with a, b, c unsinged integers of size 3.

## 2. Constructing and Synthesizing a Grover Model

We now call the grover_search for the specific case. We pass the number of grover operator repetitions in the model (which is based on the frequency of solutions in the search space).

from classiq import *

NUM_VARIABLES = 3

class PredicateVars(QStruct):
a: QNum[2, False, 0]
b: QNum[2, False, 0]
c: QNum[3, False, 0]

@qfunc
def quantum_predicate(vars: PredicateVars, res: QBit):
res ^= classical_predicate(vars.a, vars.b, vars.c)

@qfunc
def main(vars: Output[PredicateVars]):
allocate(vars.size, vars)
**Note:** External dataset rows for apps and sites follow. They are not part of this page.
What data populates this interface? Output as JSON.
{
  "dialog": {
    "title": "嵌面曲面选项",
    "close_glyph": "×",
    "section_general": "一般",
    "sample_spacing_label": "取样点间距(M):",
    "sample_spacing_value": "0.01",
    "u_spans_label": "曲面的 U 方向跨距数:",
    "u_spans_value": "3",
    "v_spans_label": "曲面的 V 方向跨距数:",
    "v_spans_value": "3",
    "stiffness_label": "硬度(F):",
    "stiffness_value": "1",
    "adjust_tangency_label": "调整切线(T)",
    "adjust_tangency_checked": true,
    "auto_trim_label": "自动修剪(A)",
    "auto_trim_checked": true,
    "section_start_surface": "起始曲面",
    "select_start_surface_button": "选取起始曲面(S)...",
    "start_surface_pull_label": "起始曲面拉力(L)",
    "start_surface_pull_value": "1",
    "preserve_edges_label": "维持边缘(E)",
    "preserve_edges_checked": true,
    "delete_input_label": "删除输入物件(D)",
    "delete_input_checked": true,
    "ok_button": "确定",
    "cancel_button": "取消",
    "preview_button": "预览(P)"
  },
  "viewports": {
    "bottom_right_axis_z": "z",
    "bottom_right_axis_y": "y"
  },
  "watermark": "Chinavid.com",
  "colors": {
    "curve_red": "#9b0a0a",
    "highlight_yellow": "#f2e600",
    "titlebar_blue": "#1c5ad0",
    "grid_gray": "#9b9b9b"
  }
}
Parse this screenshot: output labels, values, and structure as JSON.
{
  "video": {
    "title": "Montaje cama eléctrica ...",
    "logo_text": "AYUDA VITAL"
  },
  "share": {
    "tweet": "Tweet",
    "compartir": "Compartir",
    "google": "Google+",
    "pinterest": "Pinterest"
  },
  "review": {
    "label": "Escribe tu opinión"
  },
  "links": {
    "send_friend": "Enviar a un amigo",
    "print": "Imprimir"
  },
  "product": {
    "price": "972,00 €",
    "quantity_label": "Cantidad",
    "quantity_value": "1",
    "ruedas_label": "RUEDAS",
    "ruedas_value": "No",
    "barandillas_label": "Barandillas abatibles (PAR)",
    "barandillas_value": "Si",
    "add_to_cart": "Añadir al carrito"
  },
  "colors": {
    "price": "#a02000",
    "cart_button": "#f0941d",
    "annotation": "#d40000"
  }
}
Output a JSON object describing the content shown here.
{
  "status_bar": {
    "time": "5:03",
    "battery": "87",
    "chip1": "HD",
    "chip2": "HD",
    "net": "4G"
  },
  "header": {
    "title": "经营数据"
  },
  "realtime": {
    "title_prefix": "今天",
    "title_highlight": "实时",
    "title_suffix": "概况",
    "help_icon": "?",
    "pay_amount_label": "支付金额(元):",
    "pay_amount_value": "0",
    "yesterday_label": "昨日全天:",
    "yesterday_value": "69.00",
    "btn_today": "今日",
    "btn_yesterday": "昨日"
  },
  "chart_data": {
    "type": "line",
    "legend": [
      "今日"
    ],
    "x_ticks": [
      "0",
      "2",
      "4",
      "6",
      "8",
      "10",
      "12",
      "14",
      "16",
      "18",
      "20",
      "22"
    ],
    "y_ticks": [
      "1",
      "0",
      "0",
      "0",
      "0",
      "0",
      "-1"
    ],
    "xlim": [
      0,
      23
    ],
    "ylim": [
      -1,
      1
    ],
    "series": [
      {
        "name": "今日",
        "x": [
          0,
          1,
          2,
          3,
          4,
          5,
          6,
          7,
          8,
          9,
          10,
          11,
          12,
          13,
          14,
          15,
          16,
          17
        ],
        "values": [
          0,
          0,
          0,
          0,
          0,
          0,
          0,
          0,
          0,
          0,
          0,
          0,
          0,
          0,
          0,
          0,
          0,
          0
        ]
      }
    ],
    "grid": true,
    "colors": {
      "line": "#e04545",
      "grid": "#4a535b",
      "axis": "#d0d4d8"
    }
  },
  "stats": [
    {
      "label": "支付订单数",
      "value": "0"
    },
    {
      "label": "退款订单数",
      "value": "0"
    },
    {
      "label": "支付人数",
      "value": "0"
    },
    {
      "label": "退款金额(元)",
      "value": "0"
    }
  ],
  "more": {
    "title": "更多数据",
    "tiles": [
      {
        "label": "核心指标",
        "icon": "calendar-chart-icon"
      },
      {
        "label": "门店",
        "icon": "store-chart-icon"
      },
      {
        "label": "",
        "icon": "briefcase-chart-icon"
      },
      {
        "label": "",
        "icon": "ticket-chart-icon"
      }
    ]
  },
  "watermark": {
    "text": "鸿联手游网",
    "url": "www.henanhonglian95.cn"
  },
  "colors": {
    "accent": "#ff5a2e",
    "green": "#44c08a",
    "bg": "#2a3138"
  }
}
grover_search(
reps=1,
oracle=lambda vars: phase_oracle(quantum_predicate, vars),
packed_vars=vars,
)

qmod = create_model(main)

write_qmod(qmod, "grover")


We synthesize and visualize the circuit

qprog = synthesize(qmod)

show(qprog)

Opening: http://localhost:4200/circuit/57eaa16b-6943-458c-a973-4267bc411a17?version=0.0.0


## 3. Executing to Find the Result

Lastly, we execute the resulting quantum program

res = execute(qprog).result()[0].value


We can take the three-most probable results (the parsed_counts variable of the results is ordered according to the probability of the corresponding state)

res.parsed_counts[0].state["vars"]

{'a': 1, 'b': 3, 'c': 5}

NUM_SOLUTIONS = 3

for k in range(NUM_SOLUTIONS):
parsed_res = res.parsed_counts[k].state["vars"]
a, b, c = int(parsed_res["a"]), int(parsed_res["b"]), int(parsed_res["c"])
print("a =", a, ", b =", b, ", c =", c, ":", classical_predicate(a, b, c))

a = 1 , b = 3 , c = 5 : True
a = 1 , b = 1 , c = 6 : True
a = 2 , b = 2 , c = 5 : True